(EXCERPTED RECORDS begins)

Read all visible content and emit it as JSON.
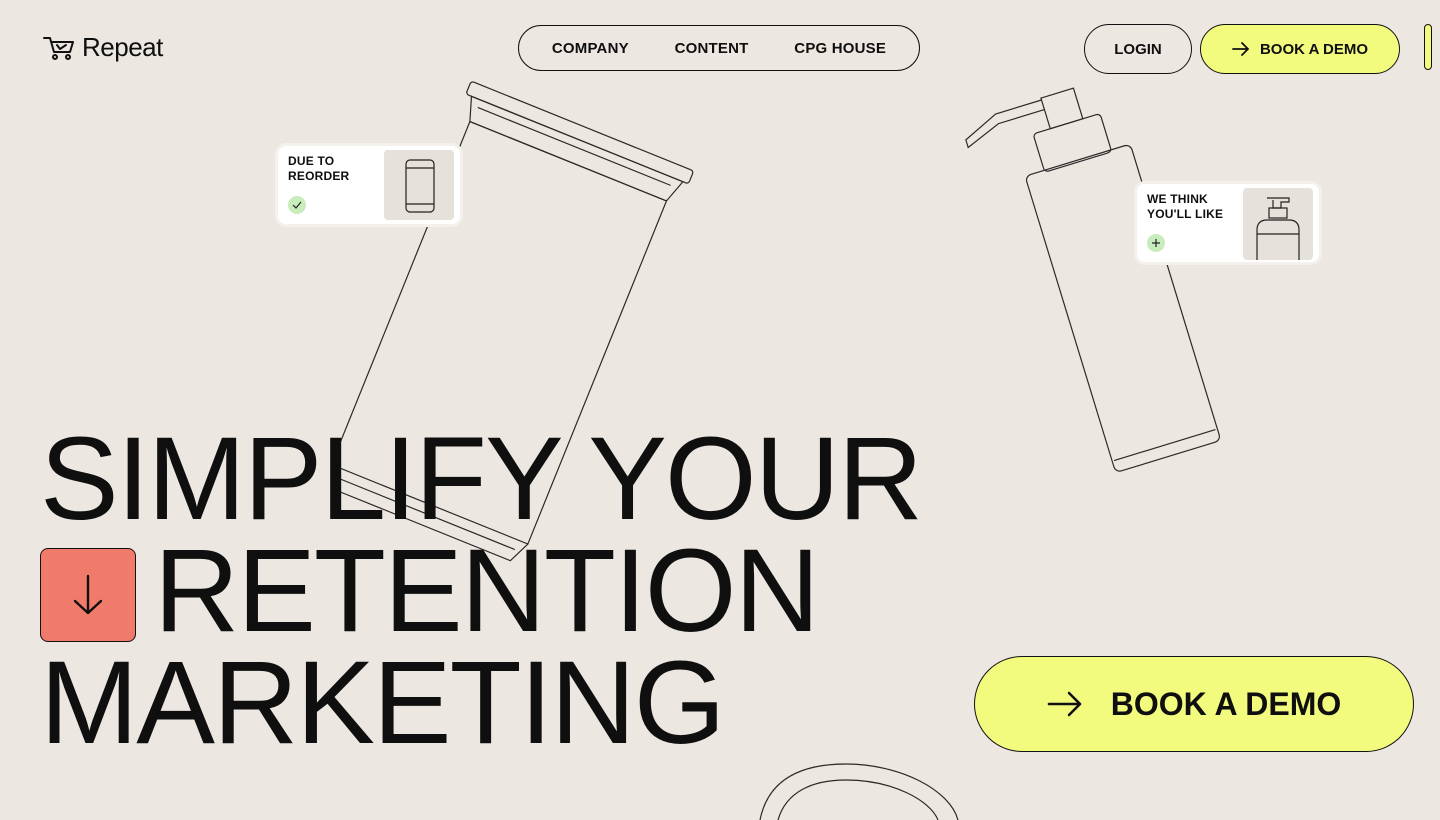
{
  "brand": {
    "name": "Repeat",
    "icon": "cart-logo-icon"
  },
  "nav": {
    "links": [
      "COMPANY",
      "CONTENT",
      "CPG HOUSE"
    ]
  },
  "header": {
    "login_label": "LOGIN",
    "demo_label": "BOOK A DEMO"
  },
  "cards": [
    {
      "label": "DUE TO\nREORDER",
      "badge_icon": "check-icon",
      "image": "can-icon"
    },
    {
      "label": "WE THINK\nYOU'LL LIKE",
      "badge_icon": "plus-icon",
      "image": "pump-bottle-icon"
    }
  ],
  "hero": {
    "line1": "SIMPLIFY YOUR",
    "line2": "RETENTION",
    "line3": "MARKETING",
    "cta_label": "BOOK A DEMO"
  },
  "colors": {
    "background": "#ece7e1",
    "accent_yellow": "#f3fb7f",
    "accent_coral": "#f07b6b",
    "badge_green": "#c9ecbd"
  }
}
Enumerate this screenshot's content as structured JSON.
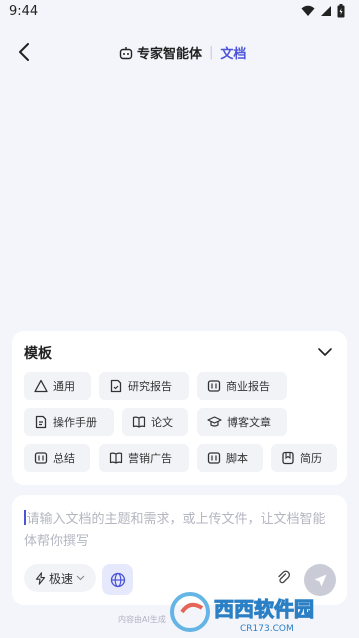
{
  "status_bar": {
    "time": "9:44"
  },
  "header": {
    "title": "专家智能体",
    "active_tab": "文档"
  },
  "templates": {
    "title": "模板",
    "items": [
      {
        "label": "通用",
        "icon": "triangle-icon"
      },
      {
        "label": "研究报告",
        "icon": "report-icon"
      },
      {
        "label": "商业报告",
        "icon": "book-icon"
      },
      {
        "label": "操作手册",
        "icon": "manual-icon"
      },
      {
        "label": "论文",
        "icon": "open-book-icon"
      },
      {
        "label": "博客文章",
        "icon": "grad-cap-icon"
      },
      {
        "label": "总结",
        "icon": "book-icon"
      },
      {
        "label": "营销广告",
        "icon": "open-book-icon"
      },
      {
        "label": "脚本",
        "icon": "book-icon"
      },
      {
        "label": "简历",
        "icon": "resume-icon"
      }
    ]
  },
  "composer": {
    "placeholder": "请输入文档的主题和需求，或上传文件，让文档智能体帮你撰写",
    "speed_label": "极速"
  },
  "footer": {
    "disclaimer": "内容由AI生成"
  },
  "watermark": {
    "text": "西西软件园",
    "sub": "CR173.COM"
  },
  "colors": {
    "accent": "#4b54d8",
    "background": "#f4f5fa"
  }
}
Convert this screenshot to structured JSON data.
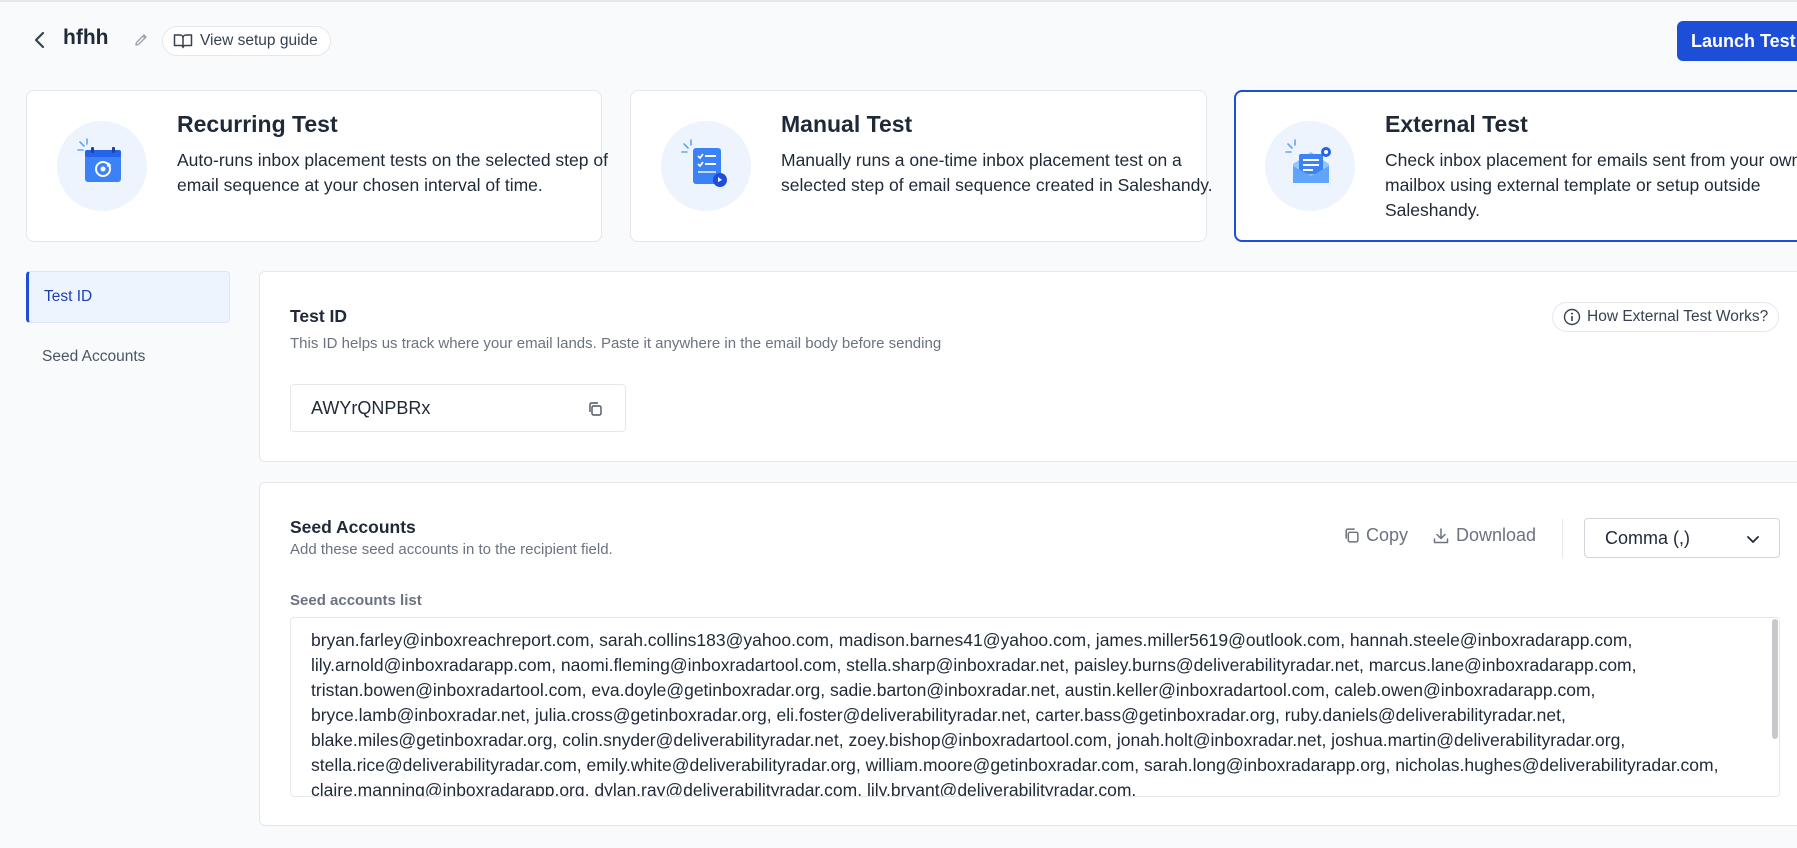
{
  "header": {
    "title": "hfhh",
    "guide_label": "View setup guide",
    "launch_label": "Launch Test"
  },
  "cards": [
    {
      "title": "Recurring Test",
      "description": "Auto-runs inbox placement tests on the selected step of email sequence at your chosen interval of time."
    },
    {
      "title": "Manual Test",
      "description": "Manually runs a one-time inbox placement test on a selected step of email sequence created in Saleshandy."
    },
    {
      "title": "External Test",
      "description": "Check inbox placement for emails sent from your own mailbox using external template or setup outside Saleshandy."
    }
  ],
  "nav": [
    {
      "label": "Test ID"
    },
    {
      "label": "Seed Accounts"
    }
  ],
  "test_id": {
    "title": "Test ID",
    "subtitle": "This ID helps us track where your email lands. Paste it anywhere in the email body before sending",
    "how_label": "How External Test Works?",
    "value": "AWYrQNPBRx"
  },
  "seed": {
    "title": "Seed Accounts",
    "subtitle": "Add these seed accounts in to the recipient field.",
    "copy_label": "Copy",
    "download_label": "Download",
    "separator_selected": "Comma (,)",
    "list_label": "Seed accounts list",
    "list_text": "bryan.farley@inboxreachreport.com, sarah.collins183@yahoo.com, madison.barnes41@yahoo.com, james.miller5619@outlook.com, hannah.steele@inboxradarapp.com, lily.arnold@inboxradarapp.com, naomi.fleming@inboxradartool.com, stella.sharp@inboxradar.net, paisley.burns@deliverabilityradar.net, marcus.lane@inboxradarapp.com, tristan.bowen@inboxradartool.com, eva.doyle@getinboxradar.org, sadie.barton@inboxradar.net, austin.keller@inboxradartool.com, caleb.owen@inboxradarapp.com, bryce.lamb@inboxradar.net, julia.cross@getinboxradar.org, eli.foster@deliverabilityradar.net, carter.bass@getinboxradar.org, ruby.daniels@deliverabilityradar.net, blake.miles@getinboxradar.org, colin.snyder@deliverabilityradar.net, zoey.bishop@inboxradartool.com, jonah.holt@inboxradar.net, joshua.martin@deliverabilityradar.org, stella.rice@deliverabilityradar.com, emily.white@deliverabilityradar.org, william.moore@getinboxradar.com, sarah.long@inboxradarapp.org, nicholas.hughes@deliverabilityradar.com, claire.manning@inboxradarapp.org, dylan.ray@deliverabilityradar.com, lily.bryant@deliverabilityradar.com,"
  },
  "colors": {
    "accent": "#1d4ed8",
    "icon_bg": "#eef4fd",
    "icon_blue": "#3b82f6"
  }
}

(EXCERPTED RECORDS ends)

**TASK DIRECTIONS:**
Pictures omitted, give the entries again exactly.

**COMPLETED TASK:**
Read all visible content and emit it as JSON.
{
  "brand": {
    "name": "Repeat",
    "icon": "cart-logo-icon"
  },
  "nav": {
    "links": [
      "COMPANY",
      "CONTENT",
      "CPG HOUSE"
    ]
  },
  "header": {
    "login_label": "LOGIN",
    "demo_label": "BOOK A DEMO"
  },
  "cards": [
    {
      "label": "DUE TO\nREORDER",
      "badge_icon": "check-icon",
      "image": "can-icon"
    },
    {
      "label": "WE THINK\nYOU'LL LIKE",
      "badge_icon": "plus-icon",
      "image": "pump-bottle-icon"
    }
  ],
  "hero": {
    "line1": "SIMPLIFY YOUR",
    "line2": "RETENTION",
    "line3": "MARKETING",
    "cta_label": "BOOK A DEMO"
  },
  "colors": {
    "background": "#ece7e1",
    "accent_yellow": "#f3fb7f",
    "accent_coral": "#f07b6b",
    "badge_green": "#c9ecbd"
  }
}
Enumerate this screenshot's content as structured JSON.
{
  "status_bar": {
    "time": "9:44"
  },
  "header": {
    "title": "专家智能体",
    "active_tab": "文档"
  },
  "templates": {
    "title": "模板",
    "items": [
      {
        "label": "通用",
        "icon": "triangle-icon"
      },
      {
        "label": "研究报告",
        "icon": "report-icon"
      },
      {
        "label": "商业报告",
        "icon": "book-icon"
      },
      {
        "label": "操作手册",
        "icon": "manual-icon"
      },
      {
        "label": "论文",
        "icon": "open-book-icon"
      },
      {
        "label": "博客文章",
        "icon": "grad-cap-icon"
      },
      {
        "label": "总结",
        "icon": "book-icon"
      },
      {
        "label": "营销广告",
        "icon": "open-book-icon"
      },
      {
        "label": "脚本",
        "icon": "book-icon"
      },
      {
        "label": "简历",
        "icon": "resume-icon"
      }
    ]
  },
  "composer": {
    "placeholder": "请输入文档的主题和需求，或上传文件，让文档智能体帮你撰写",
    "speed_label": "极速"
  },
  "footer": {
    "disclaimer": "内容由AI生成"
  },
  "watermark": {
    "text": "西西软件园",
    "sub": "CR173.COM"
  },
  "colors": {
    "accent": "#4b54d8",
    "background": "#f4f5fa"
  }
}
Convert this screenshot to structured JSON data.
{
  "header": {
    "title": "hfhh",
    "guide_label": "View setup guide",
    "launch_label": "Launch Test"
  },
  "cards": [
    {
      "title": "Recurring Test",
      "description": "Auto-runs inbox placement tests on the selected step of email sequence at your chosen interval of time."
    },
    {
      "title": "Manual Test",
      "description": "Manually runs a one-time inbox placement test on a selected step of email sequence created in Saleshandy."
    },
    {
      "title": "External Test",
      "description": "Check inbox placement for emails sent from your own mailbox using external template or setup outside Saleshandy."
    }
  ],
  "nav": [
    {
      "label": "Test ID"
    },
    {
      "label": "Seed Accounts"
    }
  ],
  "test_id": {
    "title": "Test ID",
    "subtitle": "This ID helps us track where your email lands. Paste it anywhere in the email body before sending",
    "how_label": "How External Test Works?",
    "value": "AWYrQNPBRx"
  },
  "seed": {
    "title": "Seed Accounts",
    "subtitle": "Add these seed accounts in to the recipient field.",
    "copy_label": "Copy",
    "download_label": "Download",
    "separator_selected": "Comma (,)",
    "list_label": "Seed accounts list",
    "list_text": "bryan.farley@inboxreachreport.com, sarah.collins183@yahoo.com, madison.barnes41@yahoo.com, james.miller5619@outlook.com, hannah.steele@inboxradarapp.com, lily.arnold@inboxradarapp.com, naomi.fleming@inboxradartool.com, stella.sharp@inboxradar.net, paisley.burns@deliverabilityradar.net, marcus.lane@inboxradarapp.com, tristan.bowen@inboxradartool.com, eva.doyle@getinboxradar.org, sadie.barton@inboxradar.net, austin.keller@inboxradartool.com, caleb.owen@inboxradarapp.com, bryce.lamb@inboxradar.net, julia.cross@getinboxradar.org, eli.foster@deliverabilityradar.net, carter.bass@getinboxradar.org, ruby.daniels@deliverabilityradar.net, blake.miles@getinboxradar.org, colin.snyder@deliverabilityradar.net, zoey.bishop@inboxradartool.com, jonah.holt@inboxradar.net, joshua.martin@deliverabilityradar.org, stella.rice@deliverabilityradar.com, emily.white@deliverabilityradar.org, william.moore@getinboxradar.com, sarah.long@inboxradarapp.org, nicholas.hughes@deliverabilityradar.com, claire.manning@inboxradarapp.org, dylan.ray@deliverabilityradar.com, lily.bryant@deliverabilityradar.com,"
  },
  "colors": {
    "accent": "#1d4ed8",
    "icon_bg": "#eef4fd",
    "icon_blue": "#3b82f6"
  }
}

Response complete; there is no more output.